I ask Anna again when we can go home but she doesn't answer me she just pries up one of the snap-stick floorboards from the gym where we used to duck our heads and run under the rainbow parachute and when the NOISE NOISE NOISE came, Anna said we had to run into the gym and duck and cover our heads and all the colors flashed inside my eyes that time.
"When can we go home?" I ask again because maybe she didn't hear me the first time because there's a lot of shouting this morning because Teacher Mila said she would go out to look for food but she hasn't come back yet and the little-little ones are hungry hungry and they didn't get dinner yesterday or much lunch either after we finished the bread and cheese we found in the still-standing part of the kitchen and anyway I guess she heard me because Anna says we can't go home yet. I say, "You said the same thing yesterday and the day before that and the day before that and I don't remember how many days it was before that.”

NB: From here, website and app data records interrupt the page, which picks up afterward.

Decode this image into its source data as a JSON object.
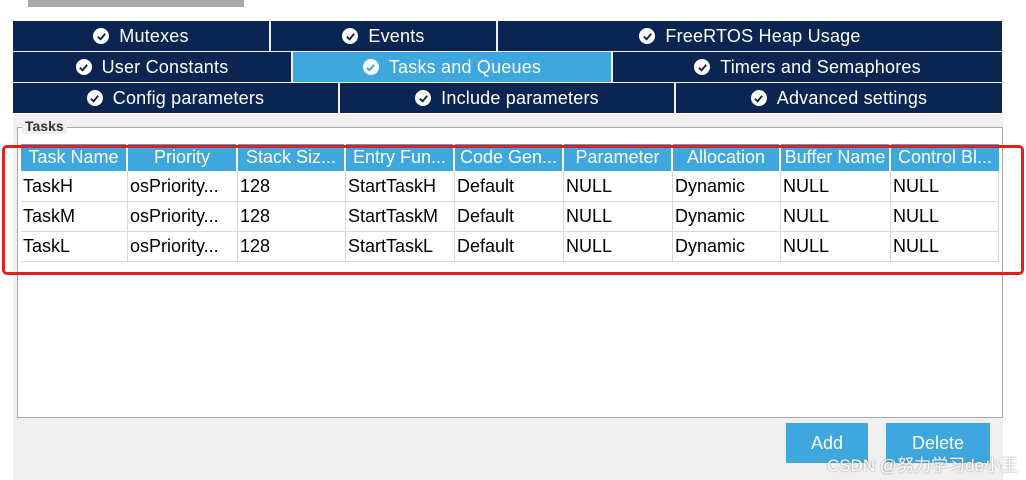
{
  "tabs": {
    "row1": [
      "Mutexes",
      "Events",
      "FreeRTOS Heap Usage"
    ],
    "row2": [
      "User Constants",
      "Tasks and Queues",
      "Timers and Semaphores"
    ],
    "row3": [
      "Config parameters",
      "Include parameters",
      "Advanced settings"
    ],
    "active": "Tasks and Queues"
  },
  "tasks_section": {
    "legend": "Tasks",
    "columns": [
      "Task Name",
      "Priority",
      "Stack Siz...",
      "Entry Fun...",
      "Code Gen...",
      "Parameter",
      "Allocation",
      "Buffer Name",
      "Control Bl..."
    ],
    "rows": [
      [
        "TaskH",
        "osPriority...",
        "128",
        "StartTaskH",
        "Default",
        "NULL",
        "Dynamic",
        "NULL",
        "NULL"
      ],
      [
        "TaskM",
        "osPriority...",
        "128",
        "StartTaskM",
        "Default",
        "NULL",
        "Dynamic",
        "NULL",
        "NULL"
      ],
      [
        "TaskL",
        "osPriority...",
        "128",
        "StartTaskL",
        "Default",
        "NULL",
        "Dynamic",
        "NULL",
        "NULL"
      ]
    ]
  },
  "buttons": {
    "add": "Add",
    "delete": "Delete"
  },
  "watermark": "CSDN @努力学习de小王",
  "colors": {
    "tab_dark": "#0b2552",
    "accent": "#3ea7dd",
    "highlight": "#e02020"
  }
}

She says "Shut up," and I say, "Mom says you're not allowed" and then she gets some sparkle-drops in her eyes and she looks like she's about to whack me with the loose floorboard except Teacher Sonia comes by and hands her a piece of stiff card with sand glued to it. Anna begins sanding off the shiny part of the wood because when we burned the first pieces with the mirror-gleam still on, everyone went COUGH COUGH COUGH. Then Teacher Mila put a cloth over her nose and mouth and came back from the art room with several bags except she still went COUGH COUGH COUGH when she came back too. Even though the smoke had gone slip-sliding out the windows because the glass wasn't in them anymore.

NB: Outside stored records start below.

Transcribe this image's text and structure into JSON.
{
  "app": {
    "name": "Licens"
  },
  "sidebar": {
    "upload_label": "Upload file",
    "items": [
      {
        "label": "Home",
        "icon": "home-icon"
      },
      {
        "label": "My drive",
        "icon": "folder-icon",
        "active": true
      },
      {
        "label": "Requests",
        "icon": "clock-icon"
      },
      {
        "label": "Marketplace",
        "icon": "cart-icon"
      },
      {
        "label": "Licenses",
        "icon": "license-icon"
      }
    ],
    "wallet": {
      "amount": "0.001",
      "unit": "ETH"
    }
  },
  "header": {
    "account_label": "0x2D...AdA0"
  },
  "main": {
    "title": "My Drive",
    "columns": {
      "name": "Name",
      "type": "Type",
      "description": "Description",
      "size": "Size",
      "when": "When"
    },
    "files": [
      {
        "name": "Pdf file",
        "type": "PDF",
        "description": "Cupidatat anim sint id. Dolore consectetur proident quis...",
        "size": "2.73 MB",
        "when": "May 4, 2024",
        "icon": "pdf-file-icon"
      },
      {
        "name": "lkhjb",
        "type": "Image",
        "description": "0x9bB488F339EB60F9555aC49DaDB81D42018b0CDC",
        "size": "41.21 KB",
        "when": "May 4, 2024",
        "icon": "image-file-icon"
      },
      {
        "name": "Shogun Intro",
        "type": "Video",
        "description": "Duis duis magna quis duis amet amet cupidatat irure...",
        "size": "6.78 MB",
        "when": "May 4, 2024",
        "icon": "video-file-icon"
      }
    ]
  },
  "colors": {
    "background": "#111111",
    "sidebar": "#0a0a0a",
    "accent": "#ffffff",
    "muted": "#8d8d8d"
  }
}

"But when can we go home?" I ask, and Anna looks at Teacher Sonia like she can't believe how stupid I am and last year when she looked like that, I bit her to make her change the curl of her lip but Teacher Sonia doesn't look at her, she just pats me on the shoulder and tells me to be a good girl.
Anna growls again, "Not yet."

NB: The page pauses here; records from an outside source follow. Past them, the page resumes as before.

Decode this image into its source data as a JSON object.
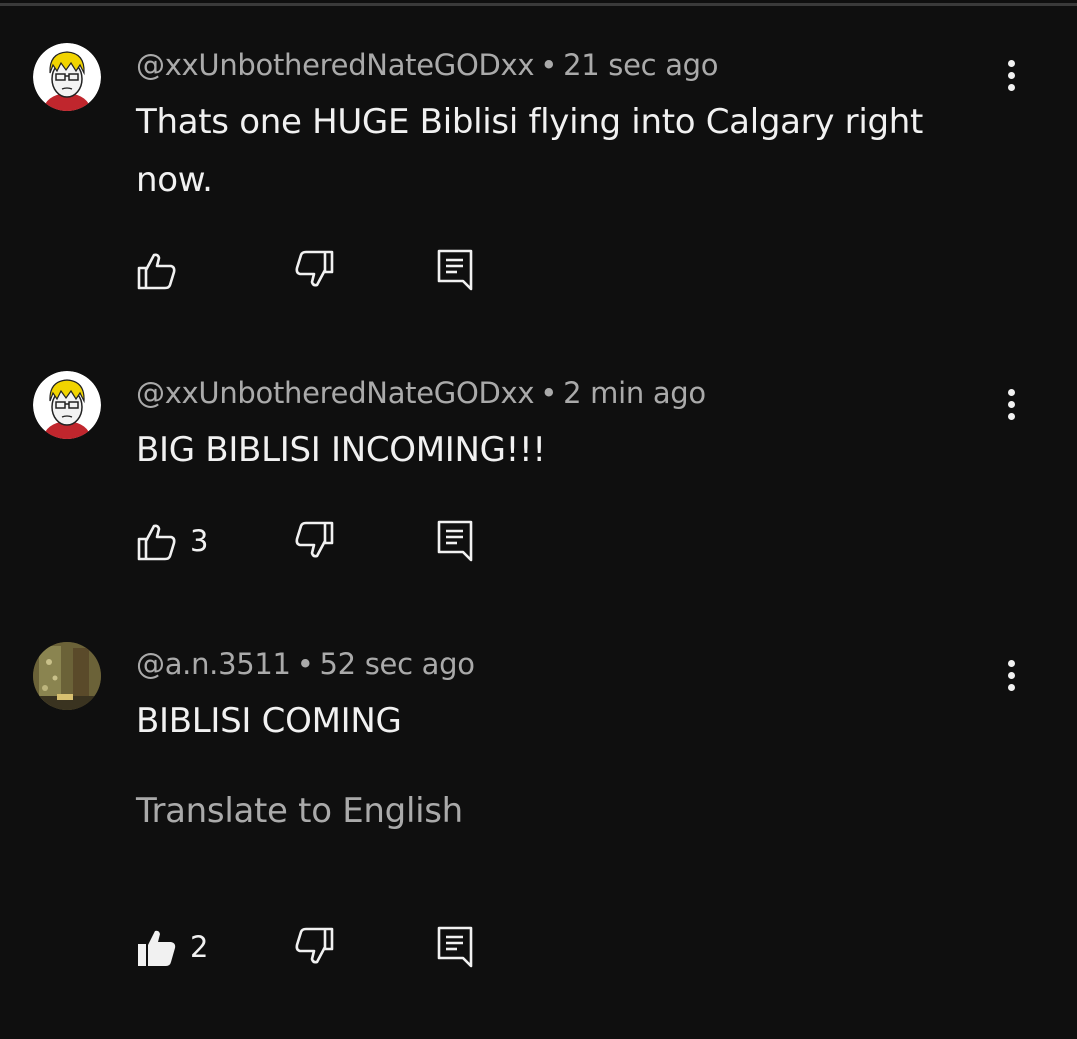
{
  "comments": [
    {
      "author": "@xxUnbotheredNateGODxx",
      "separator": "•",
      "time": "21 sec ago",
      "text": "Thats one HUGE Biblisi flying into Calgary right now.",
      "likes": "",
      "liked": false,
      "avatar": "cartoon-avatar-icon"
    },
    {
      "author": "@xxUnbotheredNateGODxx",
      "separator": "•",
      "time": "2 min ago",
      "text": "BIG BIBLISI INCOMING!!!",
      "likes": "3",
      "liked": false,
      "avatar": "cartoon-avatar-icon"
    },
    {
      "author": "@a.n.3511",
      "separator": "•",
      "time": "52 sec ago",
      "text": "BIBLISI COMING",
      "translate": "Translate to English",
      "likes": "2",
      "liked": true,
      "avatar": "photo-avatar-icon"
    }
  ],
  "colors": {
    "background": "#0f0f0f",
    "text": "#f1f1f1",
    "secondary": "#aaaaaa"
  }
}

"When will yet be?"
She ignores me.
"When is lunch?"
"We're all hungry!" she shouts. Then she is crying and hugging me, pressing my face into her shoulder like I'm her best-favorite doll, and she doesn't even see the ant-men coming in, their masks with the black bug-eyes and rubber antennae testing the air. Their crackle-crackle voices don't quite reach my ears but when I turn my head I see Teacher Sonia gesturing "Come, come," and I wriggle in Anna's arms and we follow. The ant-men line us up with half-words choked through the masks:
"Are we going home?" I whisper to Anna, as I fall in behind her, the gym floorboards sagging sadly beneath my feet.
The back of Anna's head moves side-to-side. The gym starts to empty.
Linda McMullen is a wife, mother, diplomat and homesick Wisconsinite. Her short stories and the occasional poem have appeared in over one hundred literary magazines. She received Pushcart and Best of the Net nominations in 2020. She may be found on Twitter